--- Records provided ---

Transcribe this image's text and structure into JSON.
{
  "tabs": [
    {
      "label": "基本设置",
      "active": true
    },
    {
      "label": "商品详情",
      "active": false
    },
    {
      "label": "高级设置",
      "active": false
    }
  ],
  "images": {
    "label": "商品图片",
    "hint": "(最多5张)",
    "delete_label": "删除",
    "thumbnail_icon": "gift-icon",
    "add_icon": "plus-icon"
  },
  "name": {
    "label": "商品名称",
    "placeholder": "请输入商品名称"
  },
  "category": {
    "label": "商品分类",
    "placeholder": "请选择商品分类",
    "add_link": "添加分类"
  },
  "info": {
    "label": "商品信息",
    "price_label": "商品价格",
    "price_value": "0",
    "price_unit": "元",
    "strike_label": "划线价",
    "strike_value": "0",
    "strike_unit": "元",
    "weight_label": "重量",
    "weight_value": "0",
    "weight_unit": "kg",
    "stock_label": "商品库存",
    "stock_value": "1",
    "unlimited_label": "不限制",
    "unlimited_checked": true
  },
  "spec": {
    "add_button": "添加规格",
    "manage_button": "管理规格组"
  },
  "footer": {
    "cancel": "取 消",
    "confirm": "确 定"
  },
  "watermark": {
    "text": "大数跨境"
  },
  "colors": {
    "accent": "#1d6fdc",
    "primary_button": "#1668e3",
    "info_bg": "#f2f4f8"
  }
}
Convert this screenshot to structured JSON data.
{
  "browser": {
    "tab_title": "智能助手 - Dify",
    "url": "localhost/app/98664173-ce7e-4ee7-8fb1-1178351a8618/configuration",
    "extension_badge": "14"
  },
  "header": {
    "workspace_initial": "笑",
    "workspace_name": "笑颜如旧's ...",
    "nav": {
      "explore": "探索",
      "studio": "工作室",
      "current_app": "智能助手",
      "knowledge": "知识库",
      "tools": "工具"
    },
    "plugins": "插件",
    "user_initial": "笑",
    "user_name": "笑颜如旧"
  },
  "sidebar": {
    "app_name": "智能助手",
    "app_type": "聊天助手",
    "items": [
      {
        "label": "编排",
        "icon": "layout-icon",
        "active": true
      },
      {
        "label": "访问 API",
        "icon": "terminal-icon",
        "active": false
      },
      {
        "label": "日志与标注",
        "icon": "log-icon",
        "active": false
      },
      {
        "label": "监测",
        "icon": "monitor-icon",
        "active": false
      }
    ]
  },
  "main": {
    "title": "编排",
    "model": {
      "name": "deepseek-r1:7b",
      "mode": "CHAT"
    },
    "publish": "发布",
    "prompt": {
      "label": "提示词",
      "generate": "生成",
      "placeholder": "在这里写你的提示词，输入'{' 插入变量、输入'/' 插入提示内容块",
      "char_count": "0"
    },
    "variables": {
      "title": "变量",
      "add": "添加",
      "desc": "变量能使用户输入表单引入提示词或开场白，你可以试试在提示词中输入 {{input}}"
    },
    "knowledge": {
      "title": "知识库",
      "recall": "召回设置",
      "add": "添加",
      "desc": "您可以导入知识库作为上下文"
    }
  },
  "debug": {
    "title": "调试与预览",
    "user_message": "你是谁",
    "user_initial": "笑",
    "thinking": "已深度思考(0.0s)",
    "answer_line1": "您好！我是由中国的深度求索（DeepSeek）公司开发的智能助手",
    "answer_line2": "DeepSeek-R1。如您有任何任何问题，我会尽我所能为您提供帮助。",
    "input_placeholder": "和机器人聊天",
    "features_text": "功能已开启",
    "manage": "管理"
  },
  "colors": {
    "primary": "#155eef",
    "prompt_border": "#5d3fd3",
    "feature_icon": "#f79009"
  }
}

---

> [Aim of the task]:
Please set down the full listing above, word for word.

> [Expected answer]:
Transcribe this image's text and structure into JSON.
{
  "tabs": [
    {
      "label": "基本设置",
      "active": true
    },
    {
      "label": "商品详情",
      "active": false
    },
    {
      "label": "高级设置",
      "active": false
    }
  ],
  "images": {
    "label": "商品图片",
    "hint": "(最多5张)",
    "delete_label": "删除",
    "thumbnail_icon": "gift-icon",
    "add_icon": "plus-icon"
  },
  "name": {
    "label": "商品名称",
    "placeholder": "请输入商品名称"
  },
  "category": {
    "label": "商品分类",
    "placeholder": "请选择商品分类",
    "add_link": "添加分类"
  },
  "info": {
    "label": "商品信息",
    "price_label": "商品价格",
    "price_value": "0",
    "price_unit": "元",
    "strike_label": "划线价",
    "strike_value": "0",
    "strike_unit": "元",
    "weight_label": "重量",
    "weight_value": "0",
    "weight_unit": "kg",
    "stock_label": "商品库存",
    "stock_value": "1",
    "unlimited_label": "不限制",
    "unlimited_checked": true
  },
  "spec": {
    "add_button": "添加规格",
    "manage_button": "管理规格组"
  },
  "footer": {
    "cancel": "取 消",
    "confirm": "确 定"
  },
  "watermark": {
    "text": "大数跨境"
  },
  "colors": {
    "accent": "#1d6fdc",
    "primary_button": "#1668e3",
    "info_bg": "#f2f4f8"
  }
}
Convert this screenshot to structured JSON data.
{
  "browser": {
    "tab_title": "智能助手 - Dify",
    "url": "localhost/app/98664173-ce7e-4ee7-8fb1-1178351a8618/configuration",
    "extension_badge": "14"
  },
  "header": {
    "workspace_initial": "笑",
    "workspace_name": "笑颜如旧's ...",
    "nav": {
      "explore": "探索",
      "studio": "工作室",
      "current_app": "智能助手",
      "knowledge": "知识库",
      "tools": "工具"
    },
    "plugins": "插件",
    "user_initial": "笑",
    "user_name": "笑颜如旧"
  },
  "sidebar": {
    "app_name": "智能助手",
    "app_type": "聊天助手",
    "items": [
      {
        "label": "编排",
        "icon": "layout-icon",
        "active": true
      },
      {
        "label": "访问 API",
        "icon": "terminal-icon",
        "active": false
      },
      {
        "label": "日志与标注",
        "icon": "log-icon",
        "active": false
      },
      {
        "label": "监测",
        "icon": "monitor-icon",
        "active": false
      }
    ]
  },
  "main": {
    "title": "编排",
    "model": {
      "name": "deepseek-r1:7b",
      "mode": "CHAT"
    },
    "publish": "发布",
    "prompt": {
      "label": "提示词",
      "generate": "生成",
      "placeholder": "在这里写你的提示词，输入'{' 插入变量、输入'/' 插入提示内容块",
      "char_count": "0"
    },
    "variables": {
      "title": "变量",
      "add": "添加",
      "desc": "变量能使用户输入表单引入提示词或开场白，你可以试试在提示词中输入 {{input}}"
    },
    "knowledge": {
      "title": "知识库",
      "recall": "召回设置",
      "add": "添加",
      "desc": "您可以导入知识库作为上下文"
    }
  },
  "debug": {
    "title": "调试与预览",
    "user_message": "你是谁",
    "user_initial": "笑",
    "thinking": "已深度思考(0.0s)",
    "answer_line1": "您好！我是由中国的深度求索（DeepSeek）公司开发的智能助手",
    "answer_line2": "DeepSeek-R1。如您有任何任何问题，我会尽我所能为您提供帮助。",
    "input_placeholder": "和机器人聊天",
    "features_text": "功能已开启",
    "manage": "管理"
  },
  "colors": {
    "primary": "#155eef",
    "prompt_border": "#5d3fd3",
    "feature_icon": "#f79009"
  }
}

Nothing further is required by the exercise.